App and web page records:
* * * *

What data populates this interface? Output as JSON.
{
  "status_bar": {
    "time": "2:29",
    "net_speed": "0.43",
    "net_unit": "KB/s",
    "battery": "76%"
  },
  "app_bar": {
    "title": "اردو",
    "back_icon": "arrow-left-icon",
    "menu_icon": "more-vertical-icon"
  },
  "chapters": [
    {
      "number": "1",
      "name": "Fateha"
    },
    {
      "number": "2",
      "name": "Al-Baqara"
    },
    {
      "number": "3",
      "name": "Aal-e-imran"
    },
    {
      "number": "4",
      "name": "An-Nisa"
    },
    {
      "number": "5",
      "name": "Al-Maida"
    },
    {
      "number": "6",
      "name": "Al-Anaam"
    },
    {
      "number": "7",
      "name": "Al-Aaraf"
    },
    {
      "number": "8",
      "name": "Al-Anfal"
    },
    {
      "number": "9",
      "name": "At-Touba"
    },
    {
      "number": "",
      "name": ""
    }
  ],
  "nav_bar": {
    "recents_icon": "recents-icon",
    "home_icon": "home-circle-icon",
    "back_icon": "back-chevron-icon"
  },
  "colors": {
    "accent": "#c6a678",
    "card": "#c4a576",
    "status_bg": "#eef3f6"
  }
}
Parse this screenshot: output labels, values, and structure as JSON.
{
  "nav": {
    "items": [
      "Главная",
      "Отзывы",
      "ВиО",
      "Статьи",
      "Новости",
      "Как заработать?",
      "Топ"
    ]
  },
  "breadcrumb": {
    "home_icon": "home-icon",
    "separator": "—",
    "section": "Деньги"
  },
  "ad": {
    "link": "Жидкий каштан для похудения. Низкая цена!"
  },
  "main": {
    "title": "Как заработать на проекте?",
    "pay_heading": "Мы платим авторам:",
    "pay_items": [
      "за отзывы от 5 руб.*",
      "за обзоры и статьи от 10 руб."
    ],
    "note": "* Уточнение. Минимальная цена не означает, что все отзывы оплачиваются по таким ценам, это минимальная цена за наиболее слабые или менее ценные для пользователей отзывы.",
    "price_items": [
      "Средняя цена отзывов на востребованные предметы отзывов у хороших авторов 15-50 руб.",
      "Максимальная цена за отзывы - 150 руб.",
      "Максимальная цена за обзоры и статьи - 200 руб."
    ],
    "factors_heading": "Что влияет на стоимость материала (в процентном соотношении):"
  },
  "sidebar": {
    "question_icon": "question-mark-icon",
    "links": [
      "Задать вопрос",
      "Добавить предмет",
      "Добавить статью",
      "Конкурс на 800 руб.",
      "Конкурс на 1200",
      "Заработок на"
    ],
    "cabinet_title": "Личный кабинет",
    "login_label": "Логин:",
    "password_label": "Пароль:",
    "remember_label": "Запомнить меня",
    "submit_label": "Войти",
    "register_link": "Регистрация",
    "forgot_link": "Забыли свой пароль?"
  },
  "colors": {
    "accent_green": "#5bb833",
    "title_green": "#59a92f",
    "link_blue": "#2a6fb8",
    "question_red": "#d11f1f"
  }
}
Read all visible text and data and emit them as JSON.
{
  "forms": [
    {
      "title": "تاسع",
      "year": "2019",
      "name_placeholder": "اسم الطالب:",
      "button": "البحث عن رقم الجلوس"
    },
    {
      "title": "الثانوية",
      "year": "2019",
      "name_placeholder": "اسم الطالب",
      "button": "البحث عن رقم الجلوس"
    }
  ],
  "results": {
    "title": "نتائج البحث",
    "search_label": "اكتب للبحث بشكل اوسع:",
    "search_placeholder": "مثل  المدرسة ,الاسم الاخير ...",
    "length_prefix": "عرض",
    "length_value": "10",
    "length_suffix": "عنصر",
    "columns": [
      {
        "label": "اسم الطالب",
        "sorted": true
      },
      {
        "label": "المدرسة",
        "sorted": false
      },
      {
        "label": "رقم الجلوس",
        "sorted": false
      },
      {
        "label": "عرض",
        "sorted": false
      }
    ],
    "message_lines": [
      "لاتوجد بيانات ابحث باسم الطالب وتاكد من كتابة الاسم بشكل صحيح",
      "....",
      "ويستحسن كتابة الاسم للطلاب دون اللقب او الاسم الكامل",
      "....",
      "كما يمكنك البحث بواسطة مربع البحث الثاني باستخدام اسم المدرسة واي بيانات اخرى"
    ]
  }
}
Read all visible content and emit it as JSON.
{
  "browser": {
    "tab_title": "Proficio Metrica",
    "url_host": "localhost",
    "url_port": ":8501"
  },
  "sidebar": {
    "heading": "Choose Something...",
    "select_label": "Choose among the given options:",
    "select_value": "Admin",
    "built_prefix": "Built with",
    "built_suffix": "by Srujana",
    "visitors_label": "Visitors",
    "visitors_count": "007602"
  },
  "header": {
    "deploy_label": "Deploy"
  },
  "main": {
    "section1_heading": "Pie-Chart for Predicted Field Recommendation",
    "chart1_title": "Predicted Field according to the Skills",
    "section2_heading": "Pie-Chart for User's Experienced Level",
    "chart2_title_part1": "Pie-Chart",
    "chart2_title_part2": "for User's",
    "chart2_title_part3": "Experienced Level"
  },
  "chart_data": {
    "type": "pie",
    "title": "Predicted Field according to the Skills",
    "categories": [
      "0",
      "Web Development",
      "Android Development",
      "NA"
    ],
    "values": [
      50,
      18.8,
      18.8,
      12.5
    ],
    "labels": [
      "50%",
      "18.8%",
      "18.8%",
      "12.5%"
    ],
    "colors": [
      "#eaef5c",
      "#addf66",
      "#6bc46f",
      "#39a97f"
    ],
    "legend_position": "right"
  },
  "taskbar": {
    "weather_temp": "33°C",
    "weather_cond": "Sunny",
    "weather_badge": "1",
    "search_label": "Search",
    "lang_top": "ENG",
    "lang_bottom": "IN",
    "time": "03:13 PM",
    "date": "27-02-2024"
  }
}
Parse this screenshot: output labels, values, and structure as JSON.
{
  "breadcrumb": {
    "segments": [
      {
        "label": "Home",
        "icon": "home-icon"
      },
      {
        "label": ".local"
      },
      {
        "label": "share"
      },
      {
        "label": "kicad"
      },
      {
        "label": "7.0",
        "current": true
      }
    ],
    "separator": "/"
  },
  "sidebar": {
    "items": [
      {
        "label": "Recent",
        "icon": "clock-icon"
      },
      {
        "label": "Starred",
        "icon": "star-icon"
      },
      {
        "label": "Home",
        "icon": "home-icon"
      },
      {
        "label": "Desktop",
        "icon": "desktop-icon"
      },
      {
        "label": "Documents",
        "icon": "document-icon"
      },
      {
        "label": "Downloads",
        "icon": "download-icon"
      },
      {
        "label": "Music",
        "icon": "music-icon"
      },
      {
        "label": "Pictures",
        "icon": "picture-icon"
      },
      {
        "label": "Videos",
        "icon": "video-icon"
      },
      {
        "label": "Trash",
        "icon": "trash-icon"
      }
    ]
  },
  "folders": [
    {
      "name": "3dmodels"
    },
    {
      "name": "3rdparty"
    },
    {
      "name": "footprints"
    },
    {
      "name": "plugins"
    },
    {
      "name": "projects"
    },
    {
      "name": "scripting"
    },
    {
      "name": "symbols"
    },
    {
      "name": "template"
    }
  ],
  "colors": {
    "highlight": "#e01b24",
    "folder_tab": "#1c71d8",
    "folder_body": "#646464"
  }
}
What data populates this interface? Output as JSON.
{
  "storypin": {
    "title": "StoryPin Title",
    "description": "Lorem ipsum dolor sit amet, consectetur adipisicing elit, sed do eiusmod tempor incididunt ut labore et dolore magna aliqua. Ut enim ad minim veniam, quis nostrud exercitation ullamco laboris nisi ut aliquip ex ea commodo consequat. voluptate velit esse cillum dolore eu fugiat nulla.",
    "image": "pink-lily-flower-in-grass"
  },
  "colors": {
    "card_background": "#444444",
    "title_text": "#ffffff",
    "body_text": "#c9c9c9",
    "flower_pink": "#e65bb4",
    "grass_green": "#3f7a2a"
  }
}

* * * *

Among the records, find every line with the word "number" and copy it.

      "number": "1",
      "number": "2",
      "number": "3",
      "number": "4",
      "number": "5",
      "number": "6",
      "number": "7",
      "number": "8",
      "number": "9",
      "number": "",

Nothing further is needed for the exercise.